[[ DATA TO PROCESS open ]]

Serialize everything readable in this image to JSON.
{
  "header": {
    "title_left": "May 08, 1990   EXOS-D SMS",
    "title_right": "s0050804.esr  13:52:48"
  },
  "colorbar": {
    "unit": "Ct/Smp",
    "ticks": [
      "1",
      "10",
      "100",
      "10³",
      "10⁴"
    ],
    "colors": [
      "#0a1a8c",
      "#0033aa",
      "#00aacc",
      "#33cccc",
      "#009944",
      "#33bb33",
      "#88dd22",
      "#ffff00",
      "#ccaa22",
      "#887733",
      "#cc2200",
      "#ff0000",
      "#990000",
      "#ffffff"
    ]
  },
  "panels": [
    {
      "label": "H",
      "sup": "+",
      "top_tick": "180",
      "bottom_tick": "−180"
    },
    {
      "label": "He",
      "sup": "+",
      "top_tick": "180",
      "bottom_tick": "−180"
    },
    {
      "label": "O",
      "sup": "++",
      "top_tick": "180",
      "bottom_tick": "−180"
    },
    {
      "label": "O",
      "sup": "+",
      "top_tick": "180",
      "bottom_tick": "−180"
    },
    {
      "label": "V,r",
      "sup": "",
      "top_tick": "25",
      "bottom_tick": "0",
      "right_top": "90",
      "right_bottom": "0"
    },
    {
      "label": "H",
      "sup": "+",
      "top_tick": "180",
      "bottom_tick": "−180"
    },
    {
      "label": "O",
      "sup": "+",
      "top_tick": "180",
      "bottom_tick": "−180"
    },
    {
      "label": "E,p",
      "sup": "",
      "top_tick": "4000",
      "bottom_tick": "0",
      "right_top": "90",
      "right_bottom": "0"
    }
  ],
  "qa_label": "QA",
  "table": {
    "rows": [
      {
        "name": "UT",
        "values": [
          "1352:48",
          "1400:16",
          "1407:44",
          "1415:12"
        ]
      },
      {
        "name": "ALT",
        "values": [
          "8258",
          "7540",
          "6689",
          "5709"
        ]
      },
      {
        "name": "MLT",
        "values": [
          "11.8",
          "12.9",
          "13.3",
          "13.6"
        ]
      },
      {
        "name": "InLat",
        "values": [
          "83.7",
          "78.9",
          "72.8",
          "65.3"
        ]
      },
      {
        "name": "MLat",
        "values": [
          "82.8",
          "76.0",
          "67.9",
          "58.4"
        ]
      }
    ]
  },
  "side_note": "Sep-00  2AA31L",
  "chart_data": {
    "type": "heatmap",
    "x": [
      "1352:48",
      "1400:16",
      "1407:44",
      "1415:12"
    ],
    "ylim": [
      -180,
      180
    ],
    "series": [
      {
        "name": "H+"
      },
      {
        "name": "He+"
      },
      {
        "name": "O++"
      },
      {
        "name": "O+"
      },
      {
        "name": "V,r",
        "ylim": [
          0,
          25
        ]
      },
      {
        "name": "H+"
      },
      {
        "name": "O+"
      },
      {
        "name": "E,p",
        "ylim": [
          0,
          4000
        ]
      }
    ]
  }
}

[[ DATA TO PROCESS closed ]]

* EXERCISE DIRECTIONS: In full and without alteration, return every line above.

* YOUR RESPONSE:
Serialize everything readable in this image to JSON.
{
  "header": {
    "title_left": "May 08, 1990   EXOS-D SMS",
    "title_right": "s0050804.esr  13:52:48"
  },
  "colorbar": {
    "unit": "Ct/Smp",
    "ticks": [
      "1",
      "10",
      "100",
      "10³",
      "10⁴"
    ],
    "colors": [
      "#0a1a8c",
      "#0033aa",
      "#00aacc",
      "#33cccc",
      "#009944",
      "#33bb33",
      "#88dd22",
      "#ffff00",
      "#ccaa22",
      "#887733",
      "#cc2200",
      "#ff0000",
      "#990000",
      "#ffffff"
    ]
  },
  "panels": [
    {
      "label": "H",
      "sup": "+",
      "top_tick": "180",
      "bottom_tick": "−180"
    },
    {
      "label": "He",
      "sup": "+",
      "top_tick": "180",
      "bottom_tick": "−180"
    },
    {
      "label": "O",
      "sup": "++",
      "top_tick": "180",
      "bottom_tick": "−180"
    },
    {
      "label": "O",
      "sup": "+",
      "top_tick": "180",
      "bottom_tick": "−180"
    },
    {
      "label": "V,r",
      "sup": "",
      "top_tick": "25",
      "bottom_tick": "0",
      "right_top": "90",
      "right_bottom": "0"
    },
    {
      "label": "H",
      "sup": "+",
      "top_tick": "180",
      "bottom_tick": "−180"
    },
    {
      "label": "O",
      "sup": "+",
      "top_tick": "180",
      "bottom_tick": "−180"
    },
    {
      "label": "E,p",
      "sup": "",
      "top_tick": "4000",
      "bottom_tick": "0",
      "right_top": "90",
      "right_bottom": "0"
    }
  ],
  "qa_label": "QA",
  "table": {
    "rows": [
      {
        "name": "UT",
        "values": [
          "1352:48",
          "1400:16",
          "1407:44",
          "1415:12"
        ]
      },
      {
        "name": "ALT",
        "values": [
          "8258",
          "7540",
          "6689",
          "5709"
        ]
      },
      {
        "name": "MLT",
        "values": [
          "11.8",
          "12.9",
          "13.3",
          "13.6"
        ]
      },
      {
        "name": "InLat",
        "values": [
          "83.7",
          "78.9",
          "72.8",
          "65.3"
        ]
      },
      {
        "name": "MLat",
        "values": [
          "82.8",
          "76.0",
          "67.9",
          "58.4"
        ]
      }
    ]
  },
  "side_note": "Sep-00  2AA31L",
  "chart_data": {
    "type": "heatmap",
    "x": [
      "1352:48",
      "1400:16",
      "1407:44",
      "1415:12"
    ],
    "ylim": [
      -180,
      180
    ],
    "series": [
      {
        "name": "H+"
      },
      {
        "name": "He+"
      },
      {
        "name": "O++"
      },
      {
        "name": "O+"
      },
      {
        "name": "V,r",
        "ylim": [
          0,
          25
        ]
      },
      {
        "name": "H+"
      },
      {
        "name": "O+"
      },
      {
        "name": "E,p",
        "ylim": [
          0,
          4000
        ]
      }
    ]
  }
}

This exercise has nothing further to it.